In order to understand how a child support amount is calculated, you must understand the factors that a judge must consider when making a child support calculation. The Florida Statutes require judges to follow the Florida Child Support Guidelines.
Contact a child support lawyer in Jacksonville for an explanation of these factors. Expenses such as rent, mortgage, car payment, gas, food, clothing, and utilities are not relevant when determining a parent’s child support obligation. In fact, the amount of child support you think you need (or the amount you think you can afford to pay) is also irrelevant. These irrelevant factors will not be considered by the Court. I’ve heard the judges tell a few clients (to the other party) over the years: “You earn the money, Uncle Sam takes his cut, you pay your child support, and then you live on the rest.”
Florida Child Support – Income & Deductions
The only factors considered by a judge in calculating child support are:
- Both parent’s incomes
- Deductions allowed by statute
- Child care costs
- The cost of the child’s medical insurance
- The number of nights that each parent have the child(ren).

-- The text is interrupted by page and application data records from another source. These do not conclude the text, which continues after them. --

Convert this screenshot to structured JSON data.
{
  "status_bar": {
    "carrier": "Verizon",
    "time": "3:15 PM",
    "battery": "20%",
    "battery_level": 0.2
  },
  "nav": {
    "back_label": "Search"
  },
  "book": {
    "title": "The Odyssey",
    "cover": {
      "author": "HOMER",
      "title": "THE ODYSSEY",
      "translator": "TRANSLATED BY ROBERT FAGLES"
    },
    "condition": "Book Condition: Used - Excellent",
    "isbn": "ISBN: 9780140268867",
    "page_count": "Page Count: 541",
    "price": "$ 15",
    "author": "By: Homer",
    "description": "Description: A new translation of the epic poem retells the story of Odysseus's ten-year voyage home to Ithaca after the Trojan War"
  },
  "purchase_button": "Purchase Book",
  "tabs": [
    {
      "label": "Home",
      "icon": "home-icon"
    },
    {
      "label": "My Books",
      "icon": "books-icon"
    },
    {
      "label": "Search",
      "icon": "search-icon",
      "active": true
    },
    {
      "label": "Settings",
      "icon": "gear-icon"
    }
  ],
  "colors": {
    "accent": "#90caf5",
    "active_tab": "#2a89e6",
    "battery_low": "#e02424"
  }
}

Income may be imputed to a non-working parent. “Imputation” means that the court will assume – for the purposes of calculating child support – that the non-working parent receives a specific amount of income. Generally you can expect that the Court will impute income to a parent in an amount equal to what that parent could earn based on their education, experience and work history.
After income, the most important factors in calculating child support are the allowable deductions. The most common deductions are:
- ordered AND paid child support from another case
- ordered AND paid alimony from this case or another case
- Local, state and federal income taxes
- Union dues
- Your own medical insurance expense
*Retirement contributions (unless they are mandatory) and garnishments are not allowed as deductions. Also, debts, repayment of debts, and debt distribution are not factors in the child support calculation.
Additionally, the amount of time a parent spends with their child affects the child support obligation. For example, if the parent who does not spend a majority of his/her time with the child has the children more than 20% of the overnights, then his/her child support obligation will be reduced or eliminated, depending on the specific financial circumstances of the parties. In general, as the minority time-sharing parent’s nights increase, the child support amount goes down.
Lastly, the amount of daycare and the cost of the child’s medical insurance affect the child support amount. Typically, one parent pays these costs. The child support statutes require both parents to share in these expenses by raising or lowering the child support amount.
Florida Child Support Calculator
Please try my online Florida Child Support Calculator for an estimation of the child support obligation in your case. My calculator allows you to input all the relevant factors in a child support calculation. Also, you can change a single factor without changing the others to see how each change affects the final result.
More Information on a Child Support Lawyer in Jacksonville
Below are link to a few brief videos on a Florida child support calculation. The F.A.Q. page contains more questions and answers about child support in Florida.
- What Factors Matter when Calculating Child Support?
- What are the allowable deductions from income in a Child Support Calculation?
- What are the effects of Time-Sharing on Child Support?
Consult with a child support lawyer in Jacksonville to ensure that the child support calculations in your case are performed properly. Please call the office with your questions.